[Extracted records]
*** Begin section ***
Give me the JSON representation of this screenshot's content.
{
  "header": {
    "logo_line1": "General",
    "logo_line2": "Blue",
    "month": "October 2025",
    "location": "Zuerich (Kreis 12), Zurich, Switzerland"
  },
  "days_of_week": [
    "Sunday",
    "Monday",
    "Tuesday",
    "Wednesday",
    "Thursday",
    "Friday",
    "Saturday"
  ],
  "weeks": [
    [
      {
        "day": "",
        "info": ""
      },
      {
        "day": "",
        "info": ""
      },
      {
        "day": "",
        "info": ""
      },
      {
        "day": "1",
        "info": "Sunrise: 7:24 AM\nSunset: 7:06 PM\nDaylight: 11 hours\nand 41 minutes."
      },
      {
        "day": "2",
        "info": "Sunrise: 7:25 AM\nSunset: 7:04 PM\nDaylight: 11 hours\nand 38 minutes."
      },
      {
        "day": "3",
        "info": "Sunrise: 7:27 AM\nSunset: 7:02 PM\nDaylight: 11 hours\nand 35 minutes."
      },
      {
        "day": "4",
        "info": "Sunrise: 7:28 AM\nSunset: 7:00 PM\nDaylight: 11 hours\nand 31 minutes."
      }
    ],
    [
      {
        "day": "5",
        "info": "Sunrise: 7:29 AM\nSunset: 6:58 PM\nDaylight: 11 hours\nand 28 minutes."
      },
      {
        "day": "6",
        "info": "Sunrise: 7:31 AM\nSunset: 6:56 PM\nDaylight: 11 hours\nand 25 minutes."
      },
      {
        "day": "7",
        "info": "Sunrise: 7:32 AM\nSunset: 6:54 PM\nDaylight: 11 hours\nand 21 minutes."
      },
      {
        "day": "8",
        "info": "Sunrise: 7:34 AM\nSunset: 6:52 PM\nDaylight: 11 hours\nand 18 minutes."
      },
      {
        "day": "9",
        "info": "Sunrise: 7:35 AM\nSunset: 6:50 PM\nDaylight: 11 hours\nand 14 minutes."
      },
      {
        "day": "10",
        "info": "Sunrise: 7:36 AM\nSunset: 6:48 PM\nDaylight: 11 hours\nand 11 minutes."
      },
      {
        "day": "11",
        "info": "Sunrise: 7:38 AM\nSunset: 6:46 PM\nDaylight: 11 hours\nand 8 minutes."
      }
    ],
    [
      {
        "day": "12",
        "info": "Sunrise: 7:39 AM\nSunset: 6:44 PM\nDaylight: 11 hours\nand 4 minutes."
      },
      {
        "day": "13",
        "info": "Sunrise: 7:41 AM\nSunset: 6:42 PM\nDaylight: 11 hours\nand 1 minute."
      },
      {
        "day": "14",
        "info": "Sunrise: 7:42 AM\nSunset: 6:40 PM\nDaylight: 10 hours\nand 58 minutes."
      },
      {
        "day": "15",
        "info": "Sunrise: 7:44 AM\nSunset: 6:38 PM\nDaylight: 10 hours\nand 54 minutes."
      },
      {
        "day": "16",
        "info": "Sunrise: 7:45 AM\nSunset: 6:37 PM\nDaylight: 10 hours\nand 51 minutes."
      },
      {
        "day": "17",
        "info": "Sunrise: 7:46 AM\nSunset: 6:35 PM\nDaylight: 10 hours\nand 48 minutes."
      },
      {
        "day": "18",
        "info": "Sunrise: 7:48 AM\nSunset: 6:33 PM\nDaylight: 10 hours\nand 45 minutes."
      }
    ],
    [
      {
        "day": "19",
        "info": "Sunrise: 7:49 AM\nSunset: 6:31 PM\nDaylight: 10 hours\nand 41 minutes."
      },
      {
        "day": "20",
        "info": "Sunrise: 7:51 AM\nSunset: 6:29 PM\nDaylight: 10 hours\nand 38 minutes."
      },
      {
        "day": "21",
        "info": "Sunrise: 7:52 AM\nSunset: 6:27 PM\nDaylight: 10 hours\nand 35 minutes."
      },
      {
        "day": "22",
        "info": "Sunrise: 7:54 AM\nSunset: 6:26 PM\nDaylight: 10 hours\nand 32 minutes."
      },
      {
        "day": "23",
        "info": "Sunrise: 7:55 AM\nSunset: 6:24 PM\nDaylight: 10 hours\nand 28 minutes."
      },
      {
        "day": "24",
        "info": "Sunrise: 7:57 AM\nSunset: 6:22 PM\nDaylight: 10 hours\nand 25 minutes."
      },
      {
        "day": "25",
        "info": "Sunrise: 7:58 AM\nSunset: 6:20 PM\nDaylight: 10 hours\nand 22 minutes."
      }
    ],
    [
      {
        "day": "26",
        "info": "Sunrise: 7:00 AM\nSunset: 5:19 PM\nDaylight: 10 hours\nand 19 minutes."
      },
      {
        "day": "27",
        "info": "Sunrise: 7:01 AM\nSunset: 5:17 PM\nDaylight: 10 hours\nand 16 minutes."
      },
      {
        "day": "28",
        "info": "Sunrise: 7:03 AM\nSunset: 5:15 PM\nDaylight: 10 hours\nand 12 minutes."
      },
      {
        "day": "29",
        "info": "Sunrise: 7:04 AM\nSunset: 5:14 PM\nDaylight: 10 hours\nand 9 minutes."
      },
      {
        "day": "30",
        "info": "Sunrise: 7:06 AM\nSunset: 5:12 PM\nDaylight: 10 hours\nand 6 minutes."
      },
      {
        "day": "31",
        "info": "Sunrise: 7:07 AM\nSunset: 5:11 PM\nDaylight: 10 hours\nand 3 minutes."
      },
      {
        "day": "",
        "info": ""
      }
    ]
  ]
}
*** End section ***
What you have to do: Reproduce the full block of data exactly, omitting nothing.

Output for this task:
Give me the JSON representation of this screenshot's content.
{
  "header": {
    "logo_line1": "General",
    "logo_line2": "Blue",
    "month": "October 2025",
    "location": "Zuerich (Kreis 12), Zurich, Switzerland"
  },
  "days_of_week": [
    "Sunday",
    "Monday",
    "Tuesday",
    "Wednesday",
    "Thursday",
    "Friday",
    "Saturday"
  ],
  "weeks": [
    [
      {
        "day": "",
        "info": ""
      },
      {
        "day": "",
        "info": ""
      },
      {
        "day": "",
        "info": ""
      },
      {
        "day": "1",
        "info": "Sunrise: 7:24 AM\nSunset: 7:06 PM\nDaylight: 11 hours\nand 41 minutes."
      },
      {
        "day": "2",
        "info": "Sunrise: 7:25 AM\nSunset: 7:04 PM\nDaylight: 11 hours\nand 38 minutes."
      },
      {
        "day": "3",
        "info": "Sunrise: 7:27 AM\nSunset: 7:02 PM\nDaylight: 11 hours\nand 35 minutes."
      },
      {
        "day": "4",
        "info": "Sunrise: 7:28 AM\nSunset: 7:00 PM\nDaylight: 11 hours\nand 31 minutes."
      }
    ],
    [
      {
        "day": "5",
        "info": "Sunrise: 7:29 AM\nSunset: 6:58 PM\nDaylight: 11 hours\nand 28 minutes."
      },
      {
        "day": "6",
        "info": "Sunrise: 7:31 AM\nSunset: 6:56 PM\nDaylight: 11 hours\nand 25 minutes."
      },
      {
        "day": "7",
        "info": "Sunrise: 7:32 AM\nSunset: 6:54 PM\nDaylight: 11 hours\nand 21 minutes."
      },
      {
        "day": "8",
        "info": "Sunrise: 7:34 AM\nSunset: 6:52 PM\nDaylight: 11 hours\nand 18 minutes."
      },
      {
        "day": "9",
        "info": "Sunrise: 7:35 AM\nSunset: 6:50 PM\nDaylight: 11 hours\nand 14 minutes."
      },
      {
        "day": "10",
        "info": "Sunrise: 7:36 AM\nSunset: 6:48 PM\nDaylight: 11 hours\nand 11 minutes."
      },
      {
        "day": "11",
        "info": "Sunrise: 7:38 AM\nSunset: 6:46 PM\nDaylight: 11 hours\nand 8 minutes."
      }
    ],
    [
      {
        "day": "12",
        "info": "Sunrise: 7:39 AM\nSunset: 6:44 PM\nDaylight: 11 hours\nand 4 minutes."
      },
      {
        "day": "13",
        "info": "Sunrise: 7:41 AM\nSunset: 6:42 PM\nDaylight: 11 hours\nand 1 minute."
      },
      {
        "day": "14",
        "info": "Sunrise: 7:42 AM\nSunset: 6:40 PM\nDaylight: 10 hours\nand 58 minutes."
      },
      {
        "day": "15",
        "info": "Sunrise: 7:44 AM\nSunset: 6:38 PM\nDaylight: 10 hours\nand 54 minutes."
      },
      {
        "day": "16",
        "info": "Sunrise: 7:45 AM\nSunset: 6:37 PM\nDaylight: 10 hours\nand 51 minutes."
      },
      {
        "day": "17",
        "info": "Sunrise: 7:46 AM\nSunset: 6:35 PM\nDaylight: 10 hours\nand 48 minutes."
      },
      {
        "day": "18",
        "info": "Sunrise: 7:48 AM\nSunset: 6:33 PM\nDaylight: 10 hours\nand 45 minutes."
      }
    ],
    [
      {
        "day": "19",
        "info": "Sunrise: 7:49 AM\nSunset: 6:31 PM\nDaylight: 10 hours\nand 41 minutes."
      },
      {
        "day": "20",
        "info": "Sunrise: 7:51 AM\nSunset: 6:29 PM\nDaylight: 10 hours\nand 38 minutes."
      },
      {
        "day": "21",
        "info": "Sunrise: 7:52 AM\nSunset: 6:27 PM\nDaylight: 10 hours\nand 35 minutes."
      },
      {
        "day": "22",
        "info": "Sunrise: 7:54 AM\nSunset: 6:26 PM\nDaylight: 10 hours\nand 32 minutes."
      },
      {
        "day": "23",
        "info": "Sunrise: 7:55 AM\nSunset: 6:24 PM\nDaylight: 10 hours\nand 28 minutes."
      },
      {
        "day": "24",
        "info": "Sunrise: 7:57 AM\nSunset: 6:22 PM\nDaylight: 10 hours\nand 25 minutes."
      },
      {
        "day": "25",
        "info": "Sunrise: 7:58 AM\nSunset: 6:20 PM\nDaylight: 10 hours\nand 22 minutes."
      }
    ],
    [
      {
        "day": "26",
        "info": "Sunrise: 7:00 AM\nSunset: 5:19 PM\nDaylight: 10 hours\nand 19 minutes."
      },
      {
        "day": "27",
        "info": "Sunrise: 7:01 AM\nSunset: 5:17 PM\nDaylight: 10 hours\nand 16 minutes."
      },
      {
        "day": "28",
        "info": "Sunrise: 7:03 AM\nSunset: 5:15 PM\nDaylight: 10 hours\nand 12 minutes."
      },
      {
        "day": "29",
        "info": "Sunrise: 7:04 AM\nSunset: 5:14 PM\nDaylight: 10 hours\nand 9 minutes."
      },
      {
        "day": "30",
        "info": "Sunrise: 7:06 AM\nSunset: 5:12 PM\nDaylight: 10 hours\nand 6 minutes."
      },
      {
        "day": "31",
        "info": "Sunrise: 7:07 AM\nSunset: 5:11 PM\nDaylight: 10 hours\nand 3 minutes."
      },
      {
        "day": "",
        "info": ""
      }
    ]
  ]
}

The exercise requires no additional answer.